* _SUPPLIED RECORDS_:

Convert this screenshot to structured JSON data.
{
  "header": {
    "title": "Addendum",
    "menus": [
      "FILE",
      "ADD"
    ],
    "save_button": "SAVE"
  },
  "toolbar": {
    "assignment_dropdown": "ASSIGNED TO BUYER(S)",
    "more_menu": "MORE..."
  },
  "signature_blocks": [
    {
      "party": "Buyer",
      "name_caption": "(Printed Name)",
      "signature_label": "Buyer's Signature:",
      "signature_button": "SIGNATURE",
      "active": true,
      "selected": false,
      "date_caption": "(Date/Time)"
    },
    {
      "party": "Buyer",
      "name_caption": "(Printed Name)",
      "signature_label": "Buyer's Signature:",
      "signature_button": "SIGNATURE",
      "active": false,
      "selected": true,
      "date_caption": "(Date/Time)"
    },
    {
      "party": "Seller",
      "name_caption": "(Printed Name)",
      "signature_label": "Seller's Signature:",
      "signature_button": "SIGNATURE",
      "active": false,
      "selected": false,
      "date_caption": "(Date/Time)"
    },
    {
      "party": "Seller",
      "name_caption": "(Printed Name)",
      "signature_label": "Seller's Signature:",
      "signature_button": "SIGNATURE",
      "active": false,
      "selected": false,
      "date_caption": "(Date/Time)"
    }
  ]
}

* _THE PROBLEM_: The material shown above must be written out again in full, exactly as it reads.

* _SOLUTION TO THIS TASK_:
Convert this screenshot to structured JSON data.
{
  "header": {
    "title": "Addendum",
    "menus": [
      "FILE",
      "ADD"
    ],
    "save_button": "SAVE"
  },
  "toolbar": {
    "assignment_dropdown": "ASSIGNED TO BUYER(S)",
    "more_menu": "MORE..."
  },
  "signature_blocks": [
    {
      "party": "Buyer",
      "name_caption": "(Printed Name)",
      "signature_label": "Buyer's Signature:",
      "signature_button": "SIGNATURE",
      "active": true,
      "selected": false,
      "date_caption": "(Date/Time)"
    },
    {
      "party": "Buyer",
      "name_caption": "(Printed Name)",
      "signature_label": "Buyer's Signature:",
      "signature_button": "SIGNATURE",
      "active": false,
      "selected": true,
      "date_caption": "(Date/Time)"
    },
    {
      "party": "Seller",
      "name_caption": "(Printed Name)",
      "signature_label": "Seller's Signature:",
      "signature_button": "SIGNATURE",
      "active": false,
      "selected": false,
      "date_caption": "(Date/Time)"
    },
    {
      "party": "Seller",
      "name_caption": "(Printed Name)",
      "signature_label": "Seller's Signature:",
      "signature_button": "SIGNATURE",
      "active": false,
      "selected": false,
      "date_caption": "(Date/Time)"
    }
  ]
}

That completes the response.